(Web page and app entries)
───

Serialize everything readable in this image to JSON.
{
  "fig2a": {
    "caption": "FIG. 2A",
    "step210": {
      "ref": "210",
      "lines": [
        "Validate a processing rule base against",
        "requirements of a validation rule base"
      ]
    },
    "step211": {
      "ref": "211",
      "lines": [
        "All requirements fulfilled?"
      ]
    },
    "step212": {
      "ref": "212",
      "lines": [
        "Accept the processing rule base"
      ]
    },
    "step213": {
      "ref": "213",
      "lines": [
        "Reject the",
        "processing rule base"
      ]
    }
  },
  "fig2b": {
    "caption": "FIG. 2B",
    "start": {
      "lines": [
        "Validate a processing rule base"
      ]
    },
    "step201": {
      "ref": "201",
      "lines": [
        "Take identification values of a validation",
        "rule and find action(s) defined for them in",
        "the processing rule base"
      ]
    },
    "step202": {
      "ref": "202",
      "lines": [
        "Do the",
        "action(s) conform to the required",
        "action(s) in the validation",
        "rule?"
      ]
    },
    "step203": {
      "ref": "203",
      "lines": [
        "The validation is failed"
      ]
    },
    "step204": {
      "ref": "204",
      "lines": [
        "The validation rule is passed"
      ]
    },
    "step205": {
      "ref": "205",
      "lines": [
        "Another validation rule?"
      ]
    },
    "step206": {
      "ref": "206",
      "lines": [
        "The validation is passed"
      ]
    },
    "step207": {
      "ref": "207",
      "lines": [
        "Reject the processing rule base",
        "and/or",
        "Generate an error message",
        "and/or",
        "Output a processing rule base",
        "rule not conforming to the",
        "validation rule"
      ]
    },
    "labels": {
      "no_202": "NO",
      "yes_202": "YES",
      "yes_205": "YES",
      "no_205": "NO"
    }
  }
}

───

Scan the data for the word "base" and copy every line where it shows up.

Your response.
        "Validate a processing rule base against",
        "requirements of a validation rule base"
        "Accept the processing rule base"
        "processing rule base"
        "Validate a processing rule base"
        "the processing rule base"
        "Reject the processing rule base",
        "Output a processing rule base",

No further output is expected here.